Corn futures are called steady to 1 cent higher. Overnight trade was 1/2 to 3/4 of a cent higher. We look for prices to bounce slightly off of recent losses. Weakness in the dollar should bode well for exports. Also, USDA pegged planting progress at 14% while trade expectations generally ranged from 15%-20%.

Soybean futures are called 4 to 5 cents higher. Overnight trade was 4 to 5 1/2 cents higher. With competition from South America's harvested crop increasing, weakness in the dollar could help demand for U.S. soybeans some. Fundamentals news remains light as USDA will has not started issuing planting progress for soybeans yet.

Wheat futures are called steady to 1 cent higher. Overnight trade was 1/4 to 1 1/4 cents higher. USDA lowered their winter wheat crop condition ratings from 70% to 69% good to excellent. Dry conditions in the southern Plains are still a problem. Despite the small decline, ratings remain strong compared to the 46% good to excellent at this time last year.

Cattle futures are expected to open higher. Boxed beef prices were $0.86 to $1.05 higher on Monday. This may give cattle owners ideas of at least steady cash trade again this week. Seasonal beef demand seems to be kicking in.

Lean hog futures are called steady to lower. Cash markets are called steady to lower as packer slow slaughter in an effort to regain some margin.
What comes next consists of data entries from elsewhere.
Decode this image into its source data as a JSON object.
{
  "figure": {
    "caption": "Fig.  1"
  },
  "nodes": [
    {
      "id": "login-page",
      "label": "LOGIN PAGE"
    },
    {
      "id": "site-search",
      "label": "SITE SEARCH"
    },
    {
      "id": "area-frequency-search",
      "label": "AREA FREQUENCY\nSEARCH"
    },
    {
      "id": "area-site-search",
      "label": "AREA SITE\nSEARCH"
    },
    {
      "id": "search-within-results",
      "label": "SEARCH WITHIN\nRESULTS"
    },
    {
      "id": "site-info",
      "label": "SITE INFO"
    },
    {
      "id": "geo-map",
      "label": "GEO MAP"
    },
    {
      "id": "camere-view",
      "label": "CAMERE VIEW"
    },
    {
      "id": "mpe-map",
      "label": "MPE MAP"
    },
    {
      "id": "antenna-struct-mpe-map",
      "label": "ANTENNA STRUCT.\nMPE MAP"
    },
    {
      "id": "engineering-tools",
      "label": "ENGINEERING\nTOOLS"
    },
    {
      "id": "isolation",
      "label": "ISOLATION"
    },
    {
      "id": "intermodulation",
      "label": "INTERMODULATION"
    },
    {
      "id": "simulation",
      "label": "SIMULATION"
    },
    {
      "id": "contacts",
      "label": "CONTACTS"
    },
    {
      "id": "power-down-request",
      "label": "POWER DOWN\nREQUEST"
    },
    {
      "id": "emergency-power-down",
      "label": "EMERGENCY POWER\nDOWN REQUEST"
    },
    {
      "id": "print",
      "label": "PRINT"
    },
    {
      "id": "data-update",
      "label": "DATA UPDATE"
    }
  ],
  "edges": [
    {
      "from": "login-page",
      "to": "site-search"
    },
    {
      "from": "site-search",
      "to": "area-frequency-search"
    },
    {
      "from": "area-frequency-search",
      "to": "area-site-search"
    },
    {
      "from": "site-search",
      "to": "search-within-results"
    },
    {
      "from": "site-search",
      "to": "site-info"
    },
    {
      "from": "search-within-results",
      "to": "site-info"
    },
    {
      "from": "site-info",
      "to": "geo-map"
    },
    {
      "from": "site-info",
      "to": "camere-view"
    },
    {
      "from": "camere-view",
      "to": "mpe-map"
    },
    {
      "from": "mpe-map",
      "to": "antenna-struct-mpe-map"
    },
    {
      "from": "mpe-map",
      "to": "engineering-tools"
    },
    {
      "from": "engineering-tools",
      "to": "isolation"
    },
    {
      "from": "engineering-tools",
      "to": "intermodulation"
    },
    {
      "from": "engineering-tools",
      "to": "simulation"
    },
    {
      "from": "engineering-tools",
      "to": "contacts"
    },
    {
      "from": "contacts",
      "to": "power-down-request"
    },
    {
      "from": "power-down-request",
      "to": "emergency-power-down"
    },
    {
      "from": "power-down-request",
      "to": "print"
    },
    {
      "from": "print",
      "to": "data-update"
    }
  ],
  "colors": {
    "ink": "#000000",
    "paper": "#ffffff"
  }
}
Monday's slaughter was the smallest in quite some time and it did help cutouts increase 28 cents yesterday.